Not long ago, the conventional wisdom was that iron and iron tonics were the best way to avoid iron deficiency anemia and to counteract fatigue and low energy. If you're old enough, you may remember radio and television commercials about the need for tonics to combat "tired blood." In fact, most people get adequate iron from their diets - there's plenty in red meat, beans, lentils, millet, chickpeas, dark, leafy greens, molasses, dried apricots, dried peaches, pumpkin and sunflower seeds, pistachios, walnuts, almonds, scallops, clams, oysters, soybeans, and many other foods.
Unless you're a menstruating woman or have had a significant blood loss, you never should take an iron supplement except when advised to by a physician after blood tests show that you have iron deficiency anemia.
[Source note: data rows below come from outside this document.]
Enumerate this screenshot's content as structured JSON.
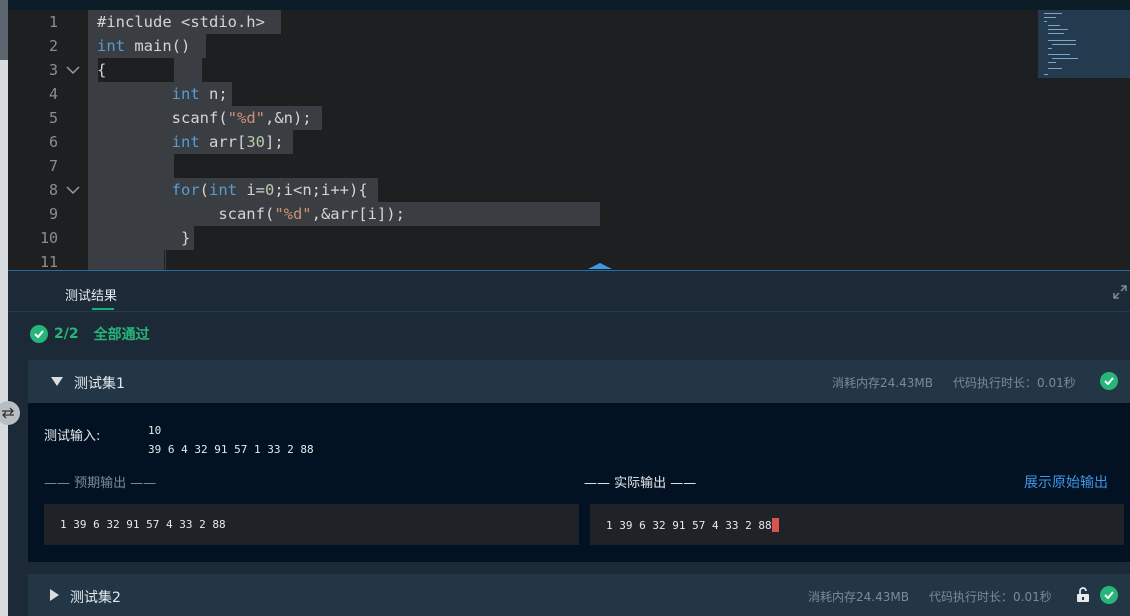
{
  "editor": {
    "line_numbers": [
      "1",
      "2",
      "3",
      "4",
      "5",
      "6",
      "7",
      "8",
      "9",
      "10",
      "11"
    ],
    "lines": [
      [
        {
          "t": "#include <stdio.h>",
          "c": ""
        }
      ],
      [
        {
          "t": "int",
          "c": "kw"
        },
        {
          "t": " main()",
          "c": ""
        }
      ],
      [
        {
          "t": "{",
          "c": ""
        }
      ],
      [
        {
          "t": "        ",
          "c": ""
        },
        {
          "t": "int",
          "c": "kw"
        },
        {
          "t": " n;",
          "c": ""
        }
      ],
      [
        {
          "t": "        scanf(",
          "c": ""
        },
        {
          "t": "\"%d\"",
          "c": "str"
        },
        {
          "t": ",&n);",
          "c": ""
        }
      ],
      [
        {
          "t": "        ",
          "c": ""
        },
        {
          "t": "int",
          "c": "kw"
        },
        {
          "t": " arr[",
          "c": ""
        },
        {
          "t": "30",
          "c": "num"
        },
        {
          "t": "];",
          "c": ""
        }
      ],
      [
        {
          "t": "",
          "c": ""
        }
      ],
      [
        {
          "t": "        ",
          "c": ""
        },
        {
          "t": "for",
          "c": "kw"
        },
        {
          "t": "(",
          "c": ""
        },
        {
          "t": "int",
          "c": "kw"
        },
        {
          "t": " i=",
          "c": ""
        },
        {
          "t": "0",
          "c": "num"
        },
        {
          "t": ";i<n;i++){",
          "c": ""
        }
      ],
      [
        {
          "t": "             scanf(",
          "c": ""
        },
        {
          "t": "\"%d\"",
          "c": "str"
        },
        {
          "t": ",&arr[i]);",
          "c": ""
        }
      ],
      [
        {
          "t": "         }",
          "c": ""
        }
      ],
      [
        {
          "t": "",
          "c": ""
        }
      ]
    ]
  },
  "results": {
    "tab_label": "测试结果",
    "passed_count": "2/2",
    "pass_text": "全部通过",
    "sets": [
      {
        "title": "测试集1",
        "memory": "消耗内存24.43MB",
        "time": "代码执行时长：0.01秒",
        "input_label": "测试输入:",
        "input_lines": [
          "10",
          "39 6 4 32 91 57 1 33 2 88"
        ],
        "expected_label": "—— 预期输出 ——",
        "actual_label": "—— 实际输出 ——",
        "raw_output_link": "展示原始输出",
        "expected_output": "1 39 6 32 91 57 4 33 2 88",
        "actual_output": "1 39 6 32 91 57 4 33 2 88"
      },
      {
        "title": "测试集2",
        "memory": "消耗内存24.43MB",
        "time": "代码执行时长：0.01秒"
      }
    ]
  },
  "colors": {
    "accent_green": "#27b57a",
    "link_blue": "#3f97e8",
    "caret_red": "#d9534f"
  }
}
Of course, we all need iron to make hemoglobin, the oxygen-carrying red pigment of blood. But iron is one of the few minerals we cannot eliminate, and accumulations in the body can rise to toxic levels. Iron is an oxidizing agent that can increase the risk of cancer and damage the heart and the arteries. High iron intake can be especially dangerous for persons with an inherited disease called hemochromatosis or iron overload disease, believed to affect as many as one million Americans. If you have any blood relatives with the disease, ask your physician about the screening test for iron overload, called the transferrin saturation test. Symptoms that could indicate iron overload include fatigue, heart palpitations, joint pain, non-specific stomach pain, impotence, and loss of menstrual period.
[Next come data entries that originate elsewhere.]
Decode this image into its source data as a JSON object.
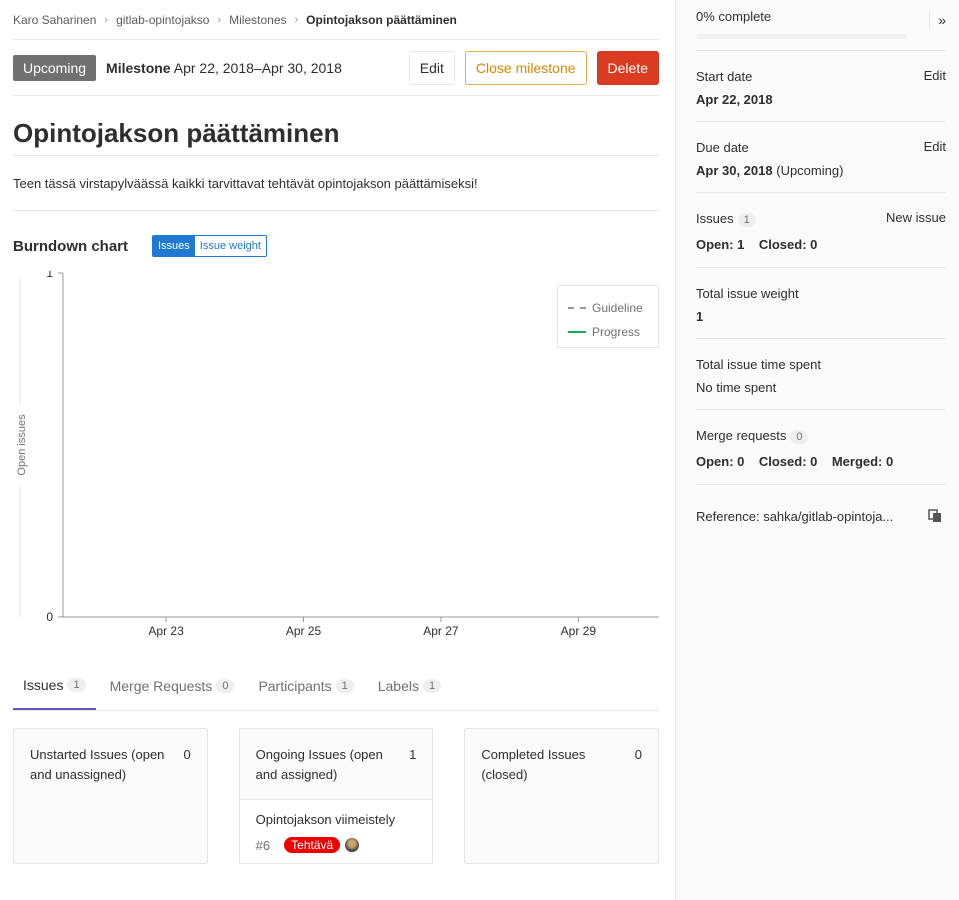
{
  "breadcrumb": {
    "items": [
      "Karo Saharinen",
      "gitlab-opintojakso",
      "Milestones"
    ],
    "current": "Opintojakson päättäminen"
  },
  "header": {
    "status": "Upcoming",
    "milestone_label": "Milestone",
    "dates": "Apr 22, 2018–Apr 30, 2018",
    "edit": "Edit",
    "close": "Close milestone",
    "delete": "Delete"
  },
  "title": "Opintojakson päättäminen",
  "description": "Teen tässä virstapylväässä kaikki tarvittavat tehtävät opintojakson päättämiseksi!",
  "burndown": {
    "heading": "Burndown chart",
    "toggle_issues": "Issues",
    "toggle_weight": "Issue weight",
    "legend_guideline": "Guideline",
    "legend_progress": "Progress"
  },
  "chart_data": {
    "type": "line",
    "ylabel": "Open issues",
    "xlabel": "",
    "ylim": [
      0,
      1
    ],
    "y_ticks": [
      "0",
      "1"
    ],
    "x_ticks": [
      "Apr 23",
      "Apr 25",
      "Apr 27",
      "Apr 29"
    ],
    "legend": [
      "Guideline",
      "Progress"
    ],
    "legend_position": "top-right",
    "series": []
  },
  "tabs": [
    {
      "label": "Issues",
      "count": "1"
    },
    {
      "label": "Merge Requests",
      "count": "0"
    },
    {
      "label": "Participants",
      "count": "1"
    },
    {
      "label": "Labels",
      "count": "1"
    }
  ],
  "cards": {
    "unstarted": {
      "title": "Unstarted Issues (open and unassigned)",
      "count": "0"
    },
    "ongoing": {
      "title": "Ongoing Issues (open and assigned)",
      "count": "1"
    },
    "completed": {
      "title": "Completed Issues (closed)",
      "count": "0"
    }
  },
  "issue": {
    "title": "Opintojakson viimeistely",
    "number": "#6",
    "label": "Tehtävä",
    "label_color": "#ee0000"
  },
  "sidebar": {
    "progress": "0% complete",
    "progress_value": 0,
    "start_label": "Start date",
    "start_value": "Apr 22, 2018",
    "due_label": "Due date",
    "due_value": "Apr 30, 2018",
    "due_status": "(Upcoming)",
    "edit": "Edit",
    "issues_label": "Issues",
    "issues_count": "1",
    "new_issue": "New issue",
    "issues_open": "Open: 1",
    "issues_closed": "Closed: 0",
    "weight_label": "Total issue weight",
    "weight_value": "1",
    "time_label": "Total issue time spent",
    "time_value": "No time spent",
    "mr_label": "Merge requests",
    "mr_count": "0",
    "mr_open": "Open: 0",
    "mr_closed": "Closed: 0",
    "mr_merged": "Merged: 0",
    "reference": "Reference: sahka/gitlab-opintoja..."
  }
}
The only way to eliminate iron is to bleed (this is why menstruating women have more of a tendency to iron deficiency anemia than men or post-menopausal women). You certainly should stop taking supplements containing iron. Consider donating blood in order to eliminate some of your body's iron stores.
Andrew Weil, M.D.